* Activity
The answer must repeat every record exactly, with all pictures omitted.

---------- The input

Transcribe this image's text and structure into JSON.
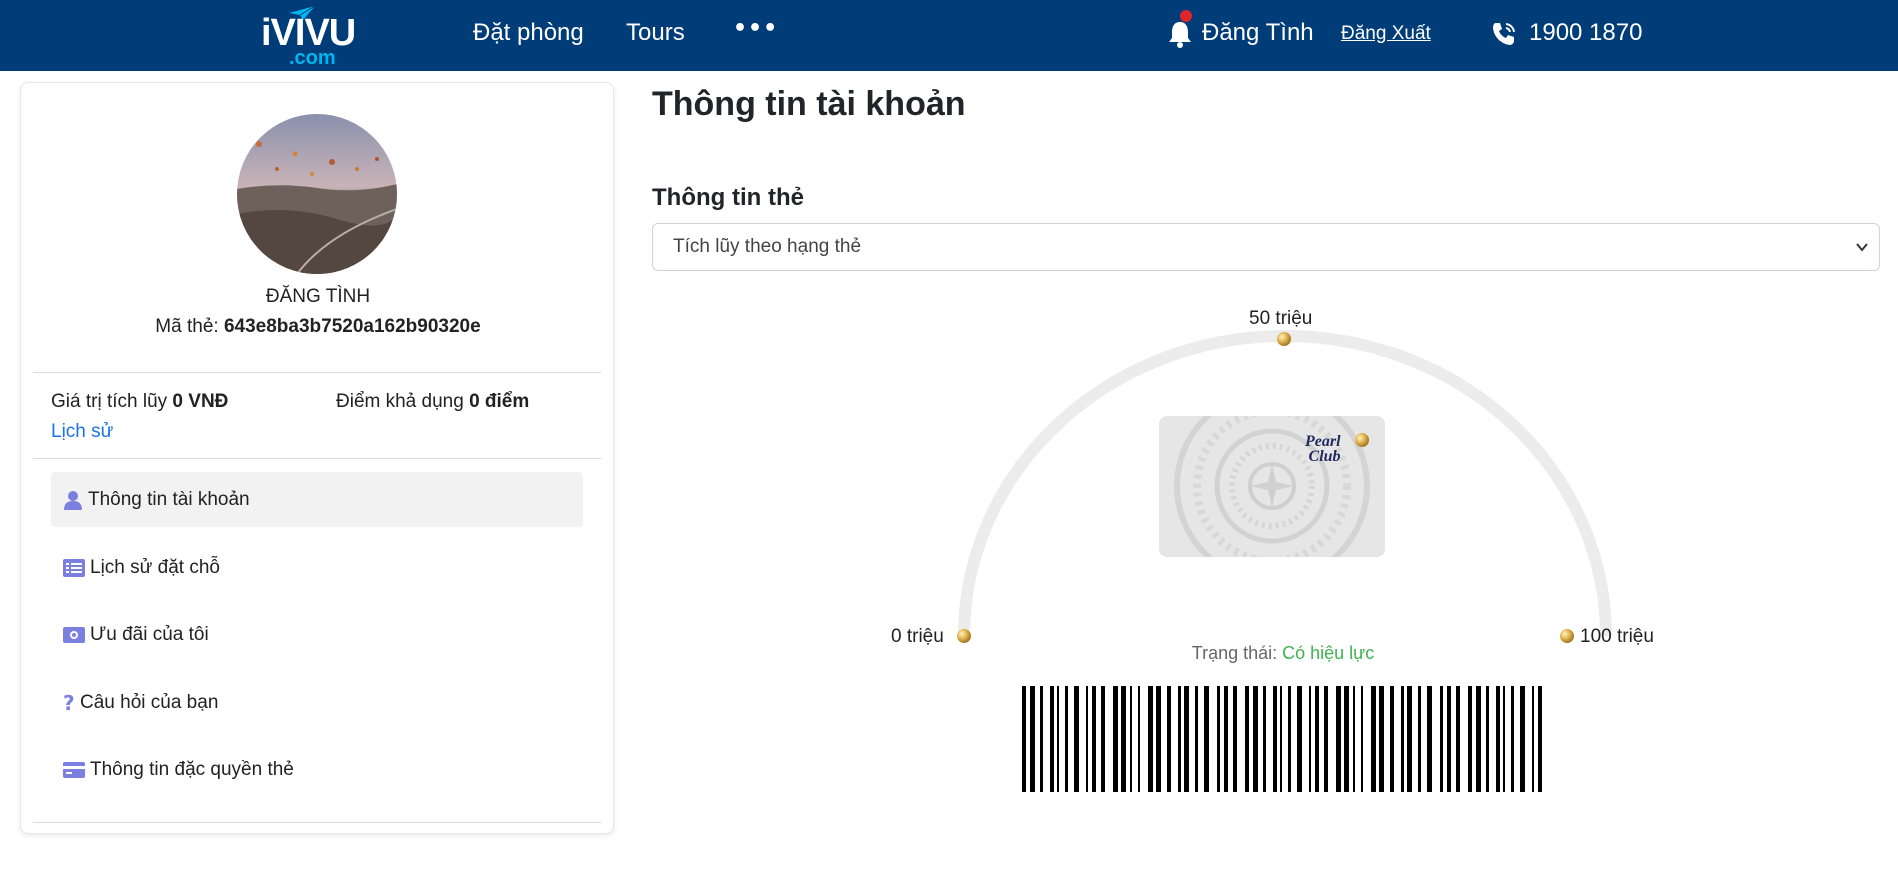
{
  "header": {
    "logo_brand": "iVIVU",
    "logo_domain": ".com",
    "nav": [
      "Đặt phòng",
      "Tours"
    ],
    "more": "•••",
    "user_name": "Đăng Tình",
    "logout": "Đăng Xuất",
    "hotline": "1900 1870",
    "bg_color": "#003c78"
  },
  "sidebar": {
    "profile_name": "ĐĂNG TÌNH",
    "card_code_label": "Mã thẻ: ",
    "card_code_value": "643e8ba3b7520a162b90320e",
    "accumulated_label": "Giá trị tích lũy ",
    "accumulated_value": "0 VNĐ",
    "points_label": "Điểm khả dụng ",
    "points_value": "0 điểm",
    "history_link": "Lịch sử",
    "menu": [
      {
        "label": "Thông tin tài khoản",
        "icon": "user-icon",
        "active": true
      },
      {
        "label": "Lịch sử đặt chỗ",
        "icon": "list-icon"
      },
      {
        "label": "Ưu đãi của tôi",
        "icon": "money-icon"
      },
      {
        "label": "Câu hỏi của bạn",
        "icon": "question-icon"
      },
      {
        "label": "Thông tin đặc quyền thẻ",
        "icon": "credit-card-icon"
      }
    ]
  },
  "main": {
    "page_title": "Thông tin tài khoản",
    "section_title": "Thông tin thẻ",
    "select_value": "Tích lũy theo hạng thẻ",
    "gauge": {
      "label_min": "0 triệu",
      "label_mid": "50 triệu",
      "label_max": "100 triệu",
      "progress": 0
    },
    "card_brand_line1": "Pearl",
    "card_brand_line2": "Club",
    "status_label": "Trạng thái: ",
    "status_value": "Có hiệu lực",
    "status_color": "#3fb34f"
  }
}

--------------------

* Exercise solution
Transcribe this image's text and structure into JSON.
{
  "header": {
    "logo_brand": "iVIVU",
    "logo_domain": ".com",
    "nav": [
      "Đặt phòng",
      "Tours"
    ],
    "more": "•••",
    "user_name": "Đăng Tình",
    "logout": "Đăng Xuất",
    "hotline": "1900 1870",
    "bg_color": "#003c78"
  },
  "sidebar": {
    "profile_name": "ĐĂNG TÌNH",
    "card_code_label": "Mã thẻ: ",
    "card_code_value": "643e8ba3b7520a162b90320e",
    "accumulated_label": "Giá trị tích lũy ",
    "accumulated_value": "0 VNĐ",
    "points_label": "Điểm khả dụng ",
    "points_value": "0 điểm",
    "history_link": "Lịch sử",
    "menu": [
      {
        "label": "Thông tin tài khoản",
        "icon": "user-icon",
        "active": true
      },
      {
        "label": "Lịch sử đặt chỗ",
        "icon": "list-icon"
      },
      {
        "label": "Ưu đãi của tôi",
        "icon": "money-icon"
      },
      {
        "label": "Câu hỏi của bạn",
        "icon": "question-icon"
      },
      {
        "label": "Thông tin đặc quyền thẻ",
        "icon": "credit-card-icon"
      }
    ]
  },
  "main": {
    "page_title": "Thông tin tài khoản",
    "section_title": "Thông tin thẻ",
    "select_value": "Tích lũy theo hạng thẻ",
    "gauge": {
      "label_min": "0 triệu",
      "label_mid": "50 triệu",
      "label_max": "100 triệu",
      "progress": 0
    },
    "card_brand_line1": "Pearl",
    "card_brand_line2": "Club",
    "status_label": "Trạng thái: ",
    "status_value": "Có hiệu lực",
    "status_color": "#3fb34f"
  }
}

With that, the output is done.